I Remember All, a spectacular new film and performance work staged at The Harris Museum and Art Gallery by Maeve Rendle, was inspired by Anton Chekhov’s The Seagull. Continuing her research into literary and dramatic moments of transcendence, Rendle has taken fragments of a monologue from The Seagull to create a new, looping script that resonates powerfully with the present cultural and political moment
The monologue is from a play within the play written by the central character Konstantin Gavrilovich Treplyov. Tired of the status quo in modern theatre, Konstantin’s experimental new work is performed to friends and family against the backdrop of a misty lake at dusk, using the natural landscape and elemental conditions with limited special effects.
In Konstantin’s play, aspiring young actress Nina plays the Soul of the World, a mythical character whose adversary the Devil prevents any new life from springing forth. Nina is in awe of the theatrical establishment, represented in the scene by Konstantin’s mother, herself a famous actress, and the feted novelist Trigorin. Whether a result of stage fright or poor acting skills, Nina rushes through an epic monologue describing the succession of barren millennia that will pass before spirit and matter unite in wondrous harmony.

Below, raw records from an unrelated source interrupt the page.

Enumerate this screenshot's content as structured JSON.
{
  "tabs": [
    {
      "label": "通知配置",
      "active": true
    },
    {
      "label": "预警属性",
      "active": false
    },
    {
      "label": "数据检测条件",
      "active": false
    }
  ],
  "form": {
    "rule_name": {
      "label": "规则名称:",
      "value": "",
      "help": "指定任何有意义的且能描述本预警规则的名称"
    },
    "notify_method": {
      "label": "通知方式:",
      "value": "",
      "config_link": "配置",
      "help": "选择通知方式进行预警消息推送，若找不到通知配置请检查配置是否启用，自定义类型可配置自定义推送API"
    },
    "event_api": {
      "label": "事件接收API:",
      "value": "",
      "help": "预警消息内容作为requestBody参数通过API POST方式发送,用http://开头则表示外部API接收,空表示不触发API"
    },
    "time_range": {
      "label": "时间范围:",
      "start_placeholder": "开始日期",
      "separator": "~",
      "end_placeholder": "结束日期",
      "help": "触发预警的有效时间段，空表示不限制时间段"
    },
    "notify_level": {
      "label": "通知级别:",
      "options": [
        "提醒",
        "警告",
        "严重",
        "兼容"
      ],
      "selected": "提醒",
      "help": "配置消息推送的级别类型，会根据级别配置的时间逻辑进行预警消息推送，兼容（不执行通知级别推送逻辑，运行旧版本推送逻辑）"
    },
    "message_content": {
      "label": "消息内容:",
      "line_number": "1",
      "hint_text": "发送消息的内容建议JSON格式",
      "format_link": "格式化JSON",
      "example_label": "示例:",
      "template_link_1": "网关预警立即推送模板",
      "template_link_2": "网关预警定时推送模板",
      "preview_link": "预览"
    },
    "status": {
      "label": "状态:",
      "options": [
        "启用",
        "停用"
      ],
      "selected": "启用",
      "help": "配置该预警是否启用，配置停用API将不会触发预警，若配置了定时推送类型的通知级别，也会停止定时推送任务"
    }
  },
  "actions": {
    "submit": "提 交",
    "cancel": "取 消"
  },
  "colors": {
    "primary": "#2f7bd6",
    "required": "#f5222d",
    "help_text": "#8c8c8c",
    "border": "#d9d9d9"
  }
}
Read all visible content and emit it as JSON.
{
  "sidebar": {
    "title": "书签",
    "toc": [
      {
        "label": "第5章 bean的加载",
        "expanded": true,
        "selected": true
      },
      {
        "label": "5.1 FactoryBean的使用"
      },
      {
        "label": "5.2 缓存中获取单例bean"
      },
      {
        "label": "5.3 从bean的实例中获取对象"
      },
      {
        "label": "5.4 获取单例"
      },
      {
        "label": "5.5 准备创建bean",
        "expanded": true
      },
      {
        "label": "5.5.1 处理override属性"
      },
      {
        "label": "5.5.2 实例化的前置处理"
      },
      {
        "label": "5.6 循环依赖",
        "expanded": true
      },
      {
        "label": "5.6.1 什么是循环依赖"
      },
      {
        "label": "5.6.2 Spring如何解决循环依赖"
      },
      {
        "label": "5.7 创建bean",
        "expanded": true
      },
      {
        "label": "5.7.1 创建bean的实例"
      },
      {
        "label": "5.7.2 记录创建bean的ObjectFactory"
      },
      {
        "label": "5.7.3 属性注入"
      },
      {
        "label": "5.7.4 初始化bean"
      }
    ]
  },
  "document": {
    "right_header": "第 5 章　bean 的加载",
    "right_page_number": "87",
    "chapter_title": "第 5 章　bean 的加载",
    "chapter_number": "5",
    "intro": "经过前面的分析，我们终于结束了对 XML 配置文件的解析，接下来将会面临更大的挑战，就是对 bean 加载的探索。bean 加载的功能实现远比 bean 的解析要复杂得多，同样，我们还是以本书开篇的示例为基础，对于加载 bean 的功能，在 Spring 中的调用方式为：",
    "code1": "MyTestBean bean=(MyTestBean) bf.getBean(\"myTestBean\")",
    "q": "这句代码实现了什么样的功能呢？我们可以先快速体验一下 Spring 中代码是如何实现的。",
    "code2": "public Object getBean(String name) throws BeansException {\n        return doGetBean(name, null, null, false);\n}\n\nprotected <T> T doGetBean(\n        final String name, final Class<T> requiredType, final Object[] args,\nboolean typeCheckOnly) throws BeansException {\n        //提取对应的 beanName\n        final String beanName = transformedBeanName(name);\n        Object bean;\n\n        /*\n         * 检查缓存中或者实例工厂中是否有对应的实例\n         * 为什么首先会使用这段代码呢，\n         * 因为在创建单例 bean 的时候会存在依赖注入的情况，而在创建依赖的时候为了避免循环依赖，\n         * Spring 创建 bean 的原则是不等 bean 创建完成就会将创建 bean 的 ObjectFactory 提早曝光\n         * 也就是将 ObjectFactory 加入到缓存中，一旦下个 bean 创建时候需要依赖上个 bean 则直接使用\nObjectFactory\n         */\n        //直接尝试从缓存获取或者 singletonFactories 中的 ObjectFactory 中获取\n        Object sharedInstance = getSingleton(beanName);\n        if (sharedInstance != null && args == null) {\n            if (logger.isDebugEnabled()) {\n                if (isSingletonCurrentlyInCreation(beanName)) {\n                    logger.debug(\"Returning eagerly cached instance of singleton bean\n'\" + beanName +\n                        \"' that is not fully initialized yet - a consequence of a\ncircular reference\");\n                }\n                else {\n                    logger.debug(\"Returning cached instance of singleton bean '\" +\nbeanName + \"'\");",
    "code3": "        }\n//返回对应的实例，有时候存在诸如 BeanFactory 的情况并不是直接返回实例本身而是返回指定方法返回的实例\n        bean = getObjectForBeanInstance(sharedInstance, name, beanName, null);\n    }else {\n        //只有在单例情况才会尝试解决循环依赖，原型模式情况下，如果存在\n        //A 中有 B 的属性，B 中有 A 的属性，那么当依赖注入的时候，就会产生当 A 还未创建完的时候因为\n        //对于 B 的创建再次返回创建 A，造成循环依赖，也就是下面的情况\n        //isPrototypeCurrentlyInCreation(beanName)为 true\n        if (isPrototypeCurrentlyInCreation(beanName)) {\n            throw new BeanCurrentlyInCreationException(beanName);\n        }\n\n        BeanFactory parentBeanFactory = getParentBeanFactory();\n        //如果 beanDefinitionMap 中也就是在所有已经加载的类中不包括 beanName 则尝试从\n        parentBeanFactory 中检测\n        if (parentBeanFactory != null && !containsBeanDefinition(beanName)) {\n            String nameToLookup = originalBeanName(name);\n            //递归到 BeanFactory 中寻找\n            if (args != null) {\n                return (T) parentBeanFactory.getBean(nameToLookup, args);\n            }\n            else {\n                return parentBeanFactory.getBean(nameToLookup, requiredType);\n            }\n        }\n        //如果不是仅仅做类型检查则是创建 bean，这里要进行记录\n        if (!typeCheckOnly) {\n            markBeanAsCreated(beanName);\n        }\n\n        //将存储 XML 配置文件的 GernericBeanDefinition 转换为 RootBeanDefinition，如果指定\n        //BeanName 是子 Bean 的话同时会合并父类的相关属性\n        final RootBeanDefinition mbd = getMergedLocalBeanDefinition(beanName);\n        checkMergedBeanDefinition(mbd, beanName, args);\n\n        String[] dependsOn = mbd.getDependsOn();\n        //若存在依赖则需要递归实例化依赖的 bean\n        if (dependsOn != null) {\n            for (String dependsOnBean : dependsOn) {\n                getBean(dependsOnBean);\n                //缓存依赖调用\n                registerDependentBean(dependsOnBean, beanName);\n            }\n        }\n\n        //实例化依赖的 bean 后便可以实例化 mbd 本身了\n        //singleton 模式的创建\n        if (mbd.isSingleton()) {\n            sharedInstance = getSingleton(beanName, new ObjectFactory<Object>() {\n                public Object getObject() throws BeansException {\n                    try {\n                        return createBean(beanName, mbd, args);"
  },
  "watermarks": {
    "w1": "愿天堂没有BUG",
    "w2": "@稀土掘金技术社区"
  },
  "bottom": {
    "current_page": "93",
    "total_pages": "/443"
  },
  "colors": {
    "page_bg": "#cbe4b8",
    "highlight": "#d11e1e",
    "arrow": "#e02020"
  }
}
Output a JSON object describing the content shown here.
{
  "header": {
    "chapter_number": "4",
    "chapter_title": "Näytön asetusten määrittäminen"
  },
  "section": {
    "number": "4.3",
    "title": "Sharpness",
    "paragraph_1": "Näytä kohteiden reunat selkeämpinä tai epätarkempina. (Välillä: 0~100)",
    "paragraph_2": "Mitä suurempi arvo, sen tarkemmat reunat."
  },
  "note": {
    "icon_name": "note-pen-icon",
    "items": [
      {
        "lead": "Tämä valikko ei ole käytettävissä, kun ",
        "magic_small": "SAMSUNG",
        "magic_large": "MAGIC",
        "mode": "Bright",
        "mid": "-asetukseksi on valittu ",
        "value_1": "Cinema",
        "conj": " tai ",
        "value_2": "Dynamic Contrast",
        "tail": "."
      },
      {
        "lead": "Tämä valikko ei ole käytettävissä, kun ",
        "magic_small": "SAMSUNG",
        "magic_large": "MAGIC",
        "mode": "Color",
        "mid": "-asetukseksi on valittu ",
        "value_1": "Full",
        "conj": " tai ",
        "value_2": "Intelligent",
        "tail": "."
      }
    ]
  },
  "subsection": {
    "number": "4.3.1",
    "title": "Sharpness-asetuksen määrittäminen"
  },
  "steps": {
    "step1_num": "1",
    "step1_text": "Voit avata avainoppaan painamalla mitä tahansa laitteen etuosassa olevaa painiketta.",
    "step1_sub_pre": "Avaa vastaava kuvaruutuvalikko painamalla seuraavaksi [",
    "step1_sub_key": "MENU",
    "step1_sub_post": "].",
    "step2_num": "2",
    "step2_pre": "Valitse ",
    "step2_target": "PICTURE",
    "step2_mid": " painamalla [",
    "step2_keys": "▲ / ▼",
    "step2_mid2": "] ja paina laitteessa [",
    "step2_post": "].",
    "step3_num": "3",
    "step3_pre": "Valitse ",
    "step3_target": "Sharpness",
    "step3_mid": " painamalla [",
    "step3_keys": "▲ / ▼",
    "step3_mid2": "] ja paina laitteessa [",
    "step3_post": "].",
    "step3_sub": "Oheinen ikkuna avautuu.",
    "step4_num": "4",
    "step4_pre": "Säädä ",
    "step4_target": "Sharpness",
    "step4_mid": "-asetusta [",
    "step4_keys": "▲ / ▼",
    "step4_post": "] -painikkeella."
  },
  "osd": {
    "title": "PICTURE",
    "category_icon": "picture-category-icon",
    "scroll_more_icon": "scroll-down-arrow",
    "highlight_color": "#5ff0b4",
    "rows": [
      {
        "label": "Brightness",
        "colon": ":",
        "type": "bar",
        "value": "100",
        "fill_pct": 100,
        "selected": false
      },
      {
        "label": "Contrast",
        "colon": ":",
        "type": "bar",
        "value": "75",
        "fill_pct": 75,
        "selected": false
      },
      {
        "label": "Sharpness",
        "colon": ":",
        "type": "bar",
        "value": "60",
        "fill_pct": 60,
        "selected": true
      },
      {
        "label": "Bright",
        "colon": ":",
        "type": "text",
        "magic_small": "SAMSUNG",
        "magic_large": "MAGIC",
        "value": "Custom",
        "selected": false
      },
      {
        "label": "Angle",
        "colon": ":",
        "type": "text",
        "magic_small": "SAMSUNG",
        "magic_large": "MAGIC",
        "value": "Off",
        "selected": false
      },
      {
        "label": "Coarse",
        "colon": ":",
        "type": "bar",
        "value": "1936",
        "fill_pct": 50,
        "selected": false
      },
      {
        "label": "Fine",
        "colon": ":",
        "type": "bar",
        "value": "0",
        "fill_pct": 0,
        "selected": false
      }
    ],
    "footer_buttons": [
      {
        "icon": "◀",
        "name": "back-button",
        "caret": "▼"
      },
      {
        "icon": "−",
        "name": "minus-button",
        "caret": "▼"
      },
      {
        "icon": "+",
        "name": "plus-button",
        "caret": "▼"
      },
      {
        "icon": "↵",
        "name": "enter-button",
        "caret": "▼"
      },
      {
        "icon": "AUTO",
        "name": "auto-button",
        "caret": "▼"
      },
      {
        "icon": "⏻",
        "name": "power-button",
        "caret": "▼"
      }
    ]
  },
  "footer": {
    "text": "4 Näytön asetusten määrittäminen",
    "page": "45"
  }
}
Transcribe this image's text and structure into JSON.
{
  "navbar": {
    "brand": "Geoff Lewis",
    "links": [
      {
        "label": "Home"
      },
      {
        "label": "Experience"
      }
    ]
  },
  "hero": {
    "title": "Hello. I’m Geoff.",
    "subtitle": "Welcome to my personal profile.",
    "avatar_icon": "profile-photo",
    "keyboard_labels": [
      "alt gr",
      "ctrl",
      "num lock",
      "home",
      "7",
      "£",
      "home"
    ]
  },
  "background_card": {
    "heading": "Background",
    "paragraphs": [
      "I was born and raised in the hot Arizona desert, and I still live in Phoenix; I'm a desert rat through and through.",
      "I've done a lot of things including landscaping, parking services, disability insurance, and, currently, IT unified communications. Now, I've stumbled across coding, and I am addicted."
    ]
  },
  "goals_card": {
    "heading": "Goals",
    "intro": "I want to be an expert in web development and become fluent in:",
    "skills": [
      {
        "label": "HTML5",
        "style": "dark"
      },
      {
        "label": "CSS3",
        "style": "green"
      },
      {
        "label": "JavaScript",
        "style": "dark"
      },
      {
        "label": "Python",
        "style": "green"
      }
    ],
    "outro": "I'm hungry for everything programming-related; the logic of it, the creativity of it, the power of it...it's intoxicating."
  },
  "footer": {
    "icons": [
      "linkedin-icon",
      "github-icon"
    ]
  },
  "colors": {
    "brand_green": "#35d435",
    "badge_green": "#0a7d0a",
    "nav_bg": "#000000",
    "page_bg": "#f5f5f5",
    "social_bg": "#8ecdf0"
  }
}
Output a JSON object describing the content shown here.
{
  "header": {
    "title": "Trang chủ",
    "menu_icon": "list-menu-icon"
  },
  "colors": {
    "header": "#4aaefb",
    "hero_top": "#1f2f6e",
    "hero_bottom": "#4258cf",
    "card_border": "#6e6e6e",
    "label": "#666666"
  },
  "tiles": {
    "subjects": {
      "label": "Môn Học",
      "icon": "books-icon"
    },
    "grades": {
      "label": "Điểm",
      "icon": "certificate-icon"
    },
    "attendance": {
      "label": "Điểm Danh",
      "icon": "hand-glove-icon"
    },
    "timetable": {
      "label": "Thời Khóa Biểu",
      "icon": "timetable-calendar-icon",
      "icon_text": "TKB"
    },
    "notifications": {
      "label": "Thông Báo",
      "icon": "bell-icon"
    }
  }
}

In a conversation about I Remember All, Rendle recalls the moment where, in a recent stage version of The Seagull, she waited for Nina’s monologue with baited breath only to find that it was rattled off in a hurry, its allegorical power wasted. In print, the monologue tears itself off the page. On stage, it seems to be a device to reveal Konstantin’s artistic heroism, Nina’s naivety and the dismissive attitude of an impervious audience. In a discussion at The International 3 last year, Rendle described the moments of epiphany that catalyse her work. Whether arising in the process of reading a novel, seeing a play, or through some other lived experience, a moment of involuntary recognition signals to the artist that something requires attention. Her initial task, she suggests, is to extend the moment in time and space so that it can be properly explored.
I Remember All stretches Chekhov’s text out by putting it on repeat in the mouth of Scottish actress Nicola Ferguson who, in a sense, plays both Nina and the Soul of the World, creating layer upon layer of interpretation and performance that echoes the repeating, mutating cycle of life described in the text. As Nicola attempts to deliver her looping monologue a second time, a chorus of mezzo-sopranos launch into the familiar but unexpected backing melody of Lou’s Reed’s Walk on the Wild Side. What results is one of those game-changing moments in art when two things you never imagined together are now fused into an indivisible new whole.
This is an extract from Experiments in Epiphany, commissioned by The International 3. The full text can be viewed at www.international3.com
I Remember All was commissioned by The Harris Museum and Art Gallery, with additional support from the University of Central Lancashire and The International 3.